2. Raise someone to take your place. One of the beautiful opportunities we have in ministry is to help raise leaders. Begin looking around for someone you can invest in to lead the ministry you want to hand off. The generation after us is looking for a place of service, a place to lead. If we give them an opportunity and invest in them, we will see leaders begin to emerge in our churches. They may not do everything the same way as we would have done in the past. That has to be okay. More than likely, we are doing things differently than the generation before us!

3. Tell someone. Being able to share with a trustworthy friend that you are living in a season of frustration is important to moving through and beyond that season. If you don’t feel you have someone like that in your life right now, ask the Lord to either send someone your way or to give you the courage to seek someone out. That person may be someone in your congregation, or it could be someone who attends the church across town. Both Eddie and I have prayed for the Lord to send us friends over the years, and He always does.

4. Continue to serve in that capacity, for this season, with gladness. Psalm 100:2 (ESV) says, “Serve the Lord with gladness! Come into his presence with singing.” You may need to ask the Lord to help you with the gladness part. If you do, He will! I went through a long season with my gladness meter running low. If you tapped the meter, it didn’t budge. But when I asked the Lord for His help, it was as if He were saying, “Finally!” and the gladness came!

If you’re carrying the responsibility of something you don’t feel called to, I understand exactly where you are. Thank you for your willingness to serve in an area where you don’t feel you’re best gifted. You are making a difference even though you may not think so!

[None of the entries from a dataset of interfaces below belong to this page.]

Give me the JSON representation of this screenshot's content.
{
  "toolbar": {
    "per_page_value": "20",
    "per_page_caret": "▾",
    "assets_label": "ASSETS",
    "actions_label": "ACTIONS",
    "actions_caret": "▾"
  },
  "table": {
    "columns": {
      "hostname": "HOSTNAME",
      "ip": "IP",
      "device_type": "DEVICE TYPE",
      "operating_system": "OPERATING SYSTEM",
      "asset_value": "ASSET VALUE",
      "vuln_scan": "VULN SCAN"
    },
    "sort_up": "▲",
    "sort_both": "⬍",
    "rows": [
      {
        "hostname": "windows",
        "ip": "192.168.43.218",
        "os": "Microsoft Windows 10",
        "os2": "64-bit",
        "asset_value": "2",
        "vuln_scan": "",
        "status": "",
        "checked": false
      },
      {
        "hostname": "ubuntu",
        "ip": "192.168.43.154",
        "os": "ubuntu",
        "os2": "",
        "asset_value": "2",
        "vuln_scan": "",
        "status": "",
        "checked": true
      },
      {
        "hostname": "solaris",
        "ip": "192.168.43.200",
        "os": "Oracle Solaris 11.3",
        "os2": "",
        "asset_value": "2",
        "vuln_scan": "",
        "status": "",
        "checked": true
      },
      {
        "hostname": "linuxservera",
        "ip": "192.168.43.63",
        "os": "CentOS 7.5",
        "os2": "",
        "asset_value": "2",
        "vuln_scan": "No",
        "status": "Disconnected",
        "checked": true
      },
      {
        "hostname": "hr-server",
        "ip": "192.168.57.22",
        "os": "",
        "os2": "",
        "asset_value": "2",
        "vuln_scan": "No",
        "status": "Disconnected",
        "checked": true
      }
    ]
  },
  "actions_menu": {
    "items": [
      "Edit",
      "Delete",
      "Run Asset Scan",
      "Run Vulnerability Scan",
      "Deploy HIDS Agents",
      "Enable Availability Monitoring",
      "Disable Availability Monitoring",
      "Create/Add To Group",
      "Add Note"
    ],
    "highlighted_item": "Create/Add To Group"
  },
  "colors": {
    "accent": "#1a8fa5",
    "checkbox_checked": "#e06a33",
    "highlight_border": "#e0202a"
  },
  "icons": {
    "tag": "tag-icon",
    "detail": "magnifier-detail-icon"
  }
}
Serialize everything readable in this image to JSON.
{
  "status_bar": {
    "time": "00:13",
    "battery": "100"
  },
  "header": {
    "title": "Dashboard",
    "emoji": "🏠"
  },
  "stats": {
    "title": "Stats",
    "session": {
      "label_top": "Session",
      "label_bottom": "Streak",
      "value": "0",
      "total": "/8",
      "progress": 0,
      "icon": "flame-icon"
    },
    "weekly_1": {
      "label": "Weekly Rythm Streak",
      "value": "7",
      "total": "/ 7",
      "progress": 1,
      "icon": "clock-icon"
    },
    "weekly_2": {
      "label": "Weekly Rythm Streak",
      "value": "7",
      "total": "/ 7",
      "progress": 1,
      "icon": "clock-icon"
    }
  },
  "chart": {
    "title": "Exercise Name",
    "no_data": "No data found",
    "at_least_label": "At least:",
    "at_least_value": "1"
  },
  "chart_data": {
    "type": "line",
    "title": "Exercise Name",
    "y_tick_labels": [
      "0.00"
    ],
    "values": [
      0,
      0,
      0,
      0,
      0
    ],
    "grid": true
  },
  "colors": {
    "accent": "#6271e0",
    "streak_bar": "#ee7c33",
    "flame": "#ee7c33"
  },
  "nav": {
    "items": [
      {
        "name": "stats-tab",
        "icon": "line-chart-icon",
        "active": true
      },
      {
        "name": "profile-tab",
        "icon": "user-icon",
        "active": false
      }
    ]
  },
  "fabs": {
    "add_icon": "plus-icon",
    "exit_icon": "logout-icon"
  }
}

As we learn to live in response to God’s voice, may our creative lists of expectations fall away. I pray we simply say “Yes” to what God calls us to do. It may be that God has placed you where you are for such a time as this!


GP Winter2020 Issu 49 estep bio